Both candidates are competing to be the Democratic nominee — and a heavy General Election favorite — in the left-leaning district in Palm Beach County.
Edmonds is the founder of the mentoring program Suits For Seniors. Williams is a former Riviera Beach police chief.
The HD 88 seat opened when Democratic Rep. Omari Hardy decided to run in a different Special Election, as he pursued the open seat in Florida’s 20th Congressional District. Hardy’s bid to succeed the late U.S. Rep. Alcee Hastings — who passed away last year following a cancer battle — fell short. But Florida law requires elected officials to resign their position to compete in another election contest. Hardy did just that in late July, well before the CD 20 Special Election, leaving his seat open effective Tuesday.
That led Edmonds, Williams and West Palm Beach police lieutenant Rick King to file in the Special Democratic Primary Election. King, however, failed to qualify, leaving Edmonds and Williams to duke it out one-on-one Tuesday.
The district spans parts of Palm Beach County, including Lake Park, Riviera Beach and Mangonia Park.
Edmonds previously served as a legislative aide to former Rep. Al Jacquet, who held the HD 88 seat before Hardy ousted him in 2020. Edmonds also worked as a legislative aide to Sen. Bobby Powell.
Williams worked as a lawyer before moving to Florida and serving as the Riviera Beach police chief for 16 years.

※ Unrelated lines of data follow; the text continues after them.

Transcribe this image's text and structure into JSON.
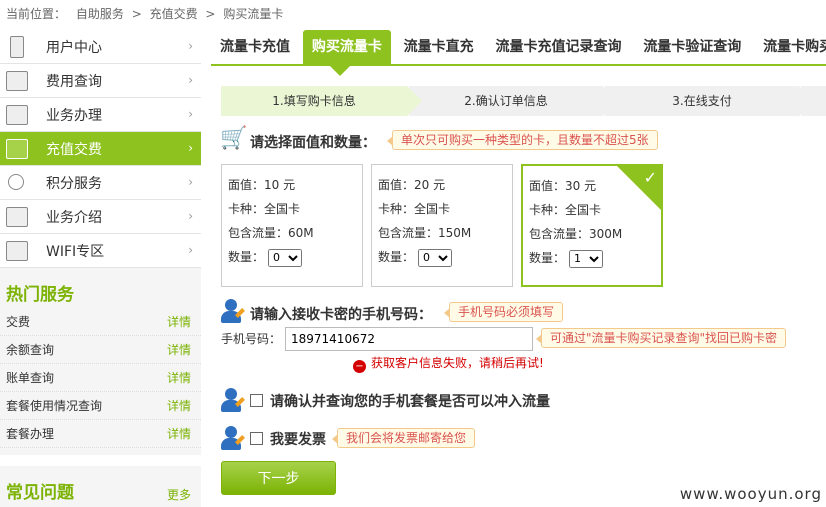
{
  "breadcrumb": {
    "label": "当前位置：",
    "items": [
      "自助服务",
      ">",
      "充值交费",
      ">",
      "购买流量卡"
    ]
  },
  "sidebar": {
    "items": [
      {
        "label": "用户中心",
        "icon": "phone-icon"
      },
      {
        "label": "费用查询",
        "icon": "grid-icon"
      },
      {
        "label": "业务办理",
        "icon": "window-e-icon"
      },
      {
        "label": "充值交费",
        "icon": "keyboard-icon",
        "active": true
      },
      {
        "label": "积分服务",
        "icon": "search-icon"
      },
      {
        "label": "业务介绍",
        "icon": "briefcase-icon"
      },
      {
        "label": "WIFI专区",
        "icon": "window-e-icon"
      }
    ],
    "arrow": "›"
  },
  "hot": {
    "title": "热门服务",
    "more_label": "详情",
    "items": [
      "交费",
      "余额查询",
      "账单查询",
      "套餐使用情况查询",
      "套餐办理"
    ]
  },
  "faq": {
    "title": "常见问题",
    "more_label": "更多"
  },
  "tabs": [
    "流量卡充值",
    "购买流量卡",
    "流量卡直充",
    "流量卡充值记录查询",
    "流量卡验证查询",
    "流量卡购买"
  ],
  "steps": [
    "1.填写购卡信息",
    "2.确认订单信息",
    "3.在线支付"
  ],
  "section1": {
    "title": "请选择面值和数量：",
    "tip": "单次只可购买一种类型的卡，且数量不超过5张"
  },
  "cards": [
    {
      "face_label": "面值：",
      "face": "10 元",
      "type_label": "卡种：",
      "type": "全国卡",
      "flow_label": "包含流量：",
      "flow": "60M",
      "qty_label": "数量：",
      "qty": "0",
      "selected": false
    },
    {
      "face_label": "面值：",
      "face": "20 元",
      "type_label": "卡种：",
      "type": "全国卡",
      "flow_label": "包含流量：",
      "flow": "150M",
      "qty_label": "数量：",
      "qty": "0",
      "selected": false
    },
    {
      "face_label": "面值：",
      "face": "30 元",
      "type_label": "卡种：",
      "type": "全国卡",
      "flow_label": "包含流量：",
      "flow": "300M",
      "qty_label": "数量：",
      "qty": "1",
      "selected": true
    }
  ],
  "section2": {
    "title": "请输入接收卡密的手机号码：",
    "tip": "手机号码必须填写",
    "phone_label": "手机号码：",
    "phone_value": "18971410672",
    "phone_tip": "可通过\"流量卡购买记录查询\"找回已购卡密",
    "error": "获取客户信息失败，请稍后再试!",
    "error_icon": "−"
  },
  "section3": {
    "confirm_label": "请确认并查询您的手机套餐是否可以冲入流量"
  },
  "section4": {
    "invoice_label": "我要发票",
    "invoice_tip": "我们会将发票邮寄给您"
  },
  "next_button": "下一步",
  "watermark": "www.wooyun.org",
  "colors": {
    "accent": "#8dc21f",
    "error": "#d40000"
  }
}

While the winner of Tuesday’s contest will be all-but-assured the seat in the deep-blue district, the winner will still have to compete in a General Election contest scheduled for March 8. That’s because long-shot Republican candidate Guarina Torres also qualified in the contest, forcing a General Election.
Because Gov. Ron DeSantis scheduled these contests several months after Hardy resigned, the HD 88 seat will mostly go unfilled this Legislative Session. The 2022 Session also begins Tuesday and is expected to end just days after the Special General Election. That will deprive constituents in HD 88 — as well as those in Senate District 33, which also holds a Special Election Tuesday — from having an elected official directly represent them in the Legislature this Session.

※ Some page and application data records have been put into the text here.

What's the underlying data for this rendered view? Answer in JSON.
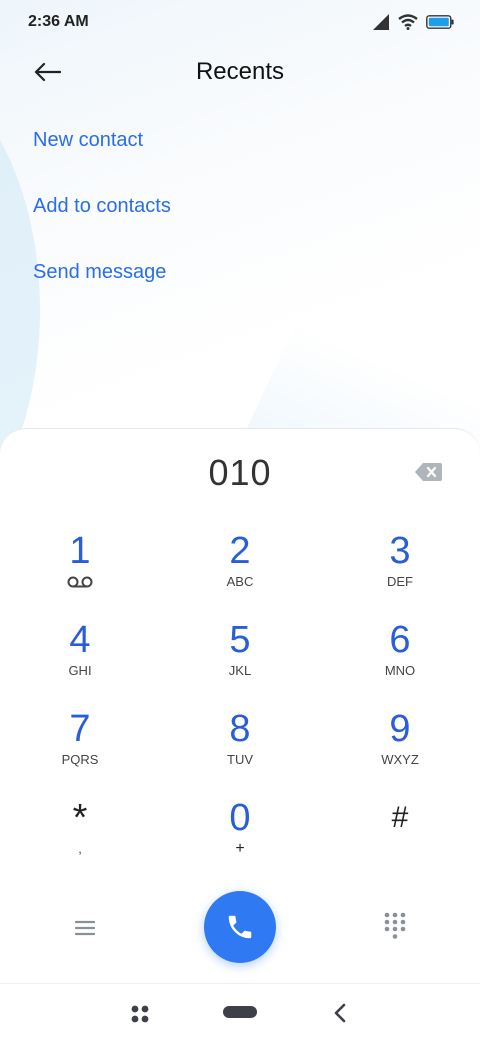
{
  "status_bar": {
    "time": "2:36 AM",
    "icons": [
      "signal-icon",
      "wifi-icon",
      "battery-icon"
    ]
  },
  "header": {
    "title": "Recents",
    "back_icon": "arrow-left-icon"
  },
  "actions": [
    "New contact",
    "Add to contacts",
    "Send message"
  ],
  "dialpad": {
    "number": "010",
    "keys": [
      {
        "digit": "1",
        "letters": "",
        "icon": "voicemail-icon"
      },
      {
        "digit": "2",
        "letters": "ABC"
      },
      {
        "digit": "3",
        "letters": "DEF"
      },
      {
        "digit": "4",
        "letters": "GHI"
      },
      {
        "digit": "5",
        "letters": "JKL"
      },
      {
        "digit": "6",
        "letters": "MNO"
      },
      {
        "digit": "7",
        "letters": "PQRS"
      },
      {
        "digit": "8",
        "letters": "TUV"
      },
      {
        "digit": "9",
        "letters": "WXYZ"
      },
      {
        "digit": "*",
        "letters": ","
      },
      {
        "digit": "0",
        "letters": "+"
      },
      {
        "digit": "#",
        "letters": ""
      }
    ]
  },
  "colors": {
    "accent": "#2a6de8",
    "digit": "#2a5ed6",
    "call_button": "#2f7af3"
  },
  "navbar": {
    "icons": [
      "recents-nav-icon",
      "home-nav-icon",
      "back-nav-icon"
    ]
  }
}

The winner of the HD 88 seat will need to seek re-election again in 2022 during the regular election cycle. However, the state’s redistricting process means the district boundaries — and number — could change before those election contests later this year.